Cancer missed as junior doctors left to read x-rays

A review into radiology services across the NHS in England has been launched after it emerged more than 20,000 x-rays at one hospital were not properly examined.

Inspectors at the Care Quality Commission have acted after it emerged junior doctors were left to interpret chest x-rays, including those for suspected cancer, at Queen Alexandria Hospital in Portsmouth.

As part of the national review, NHS bodies across the country have been ordered to provide the commission with information on their backlogs, turnaround times, staffing and arrangements for the routine reporting of images.

Inspectors discovered three “serious incidents” at Queen Alexandria after a member of the public raised concerns, including two where lung cancer had possibly spread because inexperienced doctors were left to look at scans.

In both cases, the patients attended as emergency cases and were sent for a chest x-ray, but neither of them got a full radiology report, according to the CQC.

In the first case, a junior doctor looked at the x-ray and said “no abnormality was detected”. But a year later, when the patient was referred by their GP for another examination, a radiologist found lung cancer.

The expert said the “abnormality” was evident in the first x-ray and should have been spotted then.

The second case was very similar, the CQC said, while the third case is still under investigation.

Inspectors said: “The delay in diagnosis caused significant harm to both patients.”

A general view of the Queen Alexandra Hospital in Portsmouth, Hampshire

Image: Queen Alexandria Hospital says it takes the CQC’s findings ‘extremely seriously’

The CQC discovered that, starting in 2007, chest x-ray reports started being delegated to the medics who had requested them amid an “escalating problem with the lack of capacity within radiology”.

By the time the CQC got involved, the only chest x-rays that were reviewed by radiologists were ones asked for by GPs, nurses and physiotherapists, as well as x-rays on children.

Between 1 April 2016 and 31 March 2017, 26,345 chest x-rays and 2,167 abdomen x-rays were not looked at by a radiologist or appropriately trained clinician, the CQC found.

The trust has been told to take immediate action to make sure x-rays are reviewed by an appropriately trained clinician.

CQC’s chief inspector of hospitals Professor Ted Baker said: “When a patient is referred for an x-ray or scan, it is important that the resulting images are examined and reported on by properly trained clinical staff who know what they are looking for – this is a specialist skill.

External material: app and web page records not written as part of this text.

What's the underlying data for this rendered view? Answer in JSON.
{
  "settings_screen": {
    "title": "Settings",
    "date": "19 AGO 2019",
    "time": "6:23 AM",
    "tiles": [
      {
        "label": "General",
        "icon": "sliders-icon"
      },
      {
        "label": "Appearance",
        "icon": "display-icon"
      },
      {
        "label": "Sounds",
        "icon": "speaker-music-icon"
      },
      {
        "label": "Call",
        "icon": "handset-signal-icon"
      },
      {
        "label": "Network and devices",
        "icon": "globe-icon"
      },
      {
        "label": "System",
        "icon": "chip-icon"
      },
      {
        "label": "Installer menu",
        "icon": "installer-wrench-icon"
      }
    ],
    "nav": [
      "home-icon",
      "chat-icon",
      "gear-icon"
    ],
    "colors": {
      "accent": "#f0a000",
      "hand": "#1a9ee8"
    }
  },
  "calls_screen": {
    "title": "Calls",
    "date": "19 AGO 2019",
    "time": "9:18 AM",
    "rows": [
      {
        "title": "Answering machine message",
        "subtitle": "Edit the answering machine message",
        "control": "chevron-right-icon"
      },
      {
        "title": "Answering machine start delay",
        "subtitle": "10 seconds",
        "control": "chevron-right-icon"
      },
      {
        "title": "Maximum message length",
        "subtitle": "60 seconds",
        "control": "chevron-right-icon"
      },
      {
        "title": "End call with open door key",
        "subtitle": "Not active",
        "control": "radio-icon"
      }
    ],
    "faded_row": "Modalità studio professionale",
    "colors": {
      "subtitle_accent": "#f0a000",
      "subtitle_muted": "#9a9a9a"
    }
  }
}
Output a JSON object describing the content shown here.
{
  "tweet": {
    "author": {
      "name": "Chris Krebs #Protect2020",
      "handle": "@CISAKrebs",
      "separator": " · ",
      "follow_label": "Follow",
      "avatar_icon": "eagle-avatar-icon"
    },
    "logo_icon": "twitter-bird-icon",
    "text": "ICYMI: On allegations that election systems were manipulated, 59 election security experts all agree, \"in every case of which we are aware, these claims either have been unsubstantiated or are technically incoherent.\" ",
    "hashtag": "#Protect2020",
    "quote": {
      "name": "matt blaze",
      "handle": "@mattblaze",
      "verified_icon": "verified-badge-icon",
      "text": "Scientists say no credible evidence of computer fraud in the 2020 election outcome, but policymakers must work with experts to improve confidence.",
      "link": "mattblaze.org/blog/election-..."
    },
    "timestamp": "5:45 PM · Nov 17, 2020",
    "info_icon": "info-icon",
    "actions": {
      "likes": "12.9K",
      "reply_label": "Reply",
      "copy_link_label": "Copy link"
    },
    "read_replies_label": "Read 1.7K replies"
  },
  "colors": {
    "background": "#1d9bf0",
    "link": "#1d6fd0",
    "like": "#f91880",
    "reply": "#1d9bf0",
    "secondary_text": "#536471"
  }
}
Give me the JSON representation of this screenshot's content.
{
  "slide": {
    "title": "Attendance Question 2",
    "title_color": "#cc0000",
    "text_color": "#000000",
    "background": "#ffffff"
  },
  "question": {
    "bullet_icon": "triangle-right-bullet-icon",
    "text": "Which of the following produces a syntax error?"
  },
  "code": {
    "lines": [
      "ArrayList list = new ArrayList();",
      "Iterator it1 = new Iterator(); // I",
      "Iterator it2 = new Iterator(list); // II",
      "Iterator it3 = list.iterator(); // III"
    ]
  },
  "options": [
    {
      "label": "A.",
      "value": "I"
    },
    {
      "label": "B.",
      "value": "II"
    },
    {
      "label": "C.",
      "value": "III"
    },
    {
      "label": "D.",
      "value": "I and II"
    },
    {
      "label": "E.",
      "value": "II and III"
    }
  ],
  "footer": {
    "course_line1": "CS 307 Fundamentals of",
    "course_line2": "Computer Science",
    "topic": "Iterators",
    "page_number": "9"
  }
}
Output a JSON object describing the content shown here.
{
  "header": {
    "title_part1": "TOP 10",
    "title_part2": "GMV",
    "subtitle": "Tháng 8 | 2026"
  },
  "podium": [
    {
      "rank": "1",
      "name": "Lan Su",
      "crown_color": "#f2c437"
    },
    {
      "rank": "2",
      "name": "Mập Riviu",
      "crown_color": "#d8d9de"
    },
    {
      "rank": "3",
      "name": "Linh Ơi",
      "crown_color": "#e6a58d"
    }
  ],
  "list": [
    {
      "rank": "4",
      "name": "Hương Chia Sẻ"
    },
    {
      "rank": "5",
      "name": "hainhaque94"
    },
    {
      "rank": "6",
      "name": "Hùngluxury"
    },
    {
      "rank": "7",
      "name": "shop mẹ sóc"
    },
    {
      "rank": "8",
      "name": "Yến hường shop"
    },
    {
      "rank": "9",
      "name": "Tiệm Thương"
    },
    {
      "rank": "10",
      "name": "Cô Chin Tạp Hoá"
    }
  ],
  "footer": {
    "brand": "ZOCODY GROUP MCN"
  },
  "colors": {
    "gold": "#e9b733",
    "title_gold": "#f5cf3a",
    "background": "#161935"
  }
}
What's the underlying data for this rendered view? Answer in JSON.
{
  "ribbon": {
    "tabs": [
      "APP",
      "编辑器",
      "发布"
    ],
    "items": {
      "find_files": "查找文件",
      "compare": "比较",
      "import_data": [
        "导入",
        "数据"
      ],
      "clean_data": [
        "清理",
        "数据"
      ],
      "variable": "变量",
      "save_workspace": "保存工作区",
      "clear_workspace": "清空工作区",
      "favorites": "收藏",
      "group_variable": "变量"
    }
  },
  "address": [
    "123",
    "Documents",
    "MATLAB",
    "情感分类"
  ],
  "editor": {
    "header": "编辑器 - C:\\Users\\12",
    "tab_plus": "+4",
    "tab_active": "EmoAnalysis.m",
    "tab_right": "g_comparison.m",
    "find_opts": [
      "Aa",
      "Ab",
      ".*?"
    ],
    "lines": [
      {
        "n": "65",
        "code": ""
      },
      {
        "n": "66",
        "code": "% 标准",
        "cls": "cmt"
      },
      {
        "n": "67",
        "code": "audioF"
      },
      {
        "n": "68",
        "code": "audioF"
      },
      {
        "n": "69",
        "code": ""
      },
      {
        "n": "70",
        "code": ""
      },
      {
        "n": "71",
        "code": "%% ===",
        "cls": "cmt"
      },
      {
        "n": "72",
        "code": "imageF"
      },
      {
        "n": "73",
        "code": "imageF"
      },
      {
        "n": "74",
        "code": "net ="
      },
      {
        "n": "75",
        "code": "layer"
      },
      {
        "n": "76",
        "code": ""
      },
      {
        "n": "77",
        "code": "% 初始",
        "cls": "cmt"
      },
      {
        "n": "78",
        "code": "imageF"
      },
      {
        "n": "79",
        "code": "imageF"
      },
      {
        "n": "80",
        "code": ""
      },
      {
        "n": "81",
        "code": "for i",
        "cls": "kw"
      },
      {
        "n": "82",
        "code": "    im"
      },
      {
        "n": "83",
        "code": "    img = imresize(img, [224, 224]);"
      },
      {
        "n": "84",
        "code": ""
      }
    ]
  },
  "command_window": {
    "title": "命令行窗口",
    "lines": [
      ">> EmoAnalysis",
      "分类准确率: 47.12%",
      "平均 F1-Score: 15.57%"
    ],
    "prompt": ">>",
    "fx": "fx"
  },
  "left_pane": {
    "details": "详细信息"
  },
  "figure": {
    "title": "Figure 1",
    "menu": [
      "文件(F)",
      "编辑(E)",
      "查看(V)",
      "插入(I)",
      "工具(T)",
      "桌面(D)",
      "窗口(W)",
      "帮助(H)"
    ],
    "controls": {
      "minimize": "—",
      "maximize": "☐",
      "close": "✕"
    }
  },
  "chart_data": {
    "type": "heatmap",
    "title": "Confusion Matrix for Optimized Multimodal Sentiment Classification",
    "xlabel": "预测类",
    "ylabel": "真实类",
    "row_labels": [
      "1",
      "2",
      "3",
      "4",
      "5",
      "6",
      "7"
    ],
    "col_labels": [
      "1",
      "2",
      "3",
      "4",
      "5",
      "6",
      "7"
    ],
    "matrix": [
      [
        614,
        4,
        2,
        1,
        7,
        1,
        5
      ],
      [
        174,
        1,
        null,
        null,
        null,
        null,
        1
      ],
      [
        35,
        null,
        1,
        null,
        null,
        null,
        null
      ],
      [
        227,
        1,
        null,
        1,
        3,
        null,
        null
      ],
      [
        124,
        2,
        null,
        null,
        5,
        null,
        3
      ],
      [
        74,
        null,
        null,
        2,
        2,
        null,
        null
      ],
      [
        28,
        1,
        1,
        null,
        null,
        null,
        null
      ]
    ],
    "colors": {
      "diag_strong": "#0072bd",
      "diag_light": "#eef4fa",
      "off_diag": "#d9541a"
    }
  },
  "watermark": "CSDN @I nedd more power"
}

“During our inspection of Portsmouth Hospitals NHS Trust, however, some junior doctors told us that they had been given responsibility for reviewing chest and abdomen x-rays without appropriate training although they felt that they were not competent or confident to do so.

“We then learned of some cases where signs of lung cancer were missed, with serious consequences for the patients involved. This is clearly unacceptable.”

Mark Cubbon, chief executive of Portsmouth Hospital NHS Trust, said the hospital had apologised to the families of the three patients concerned and takes the CQC’s findings “extremely seriously”.

He said: “It is of deep regret to all of us that we did not deliver the high standards of care everyone should expect from our hospital.”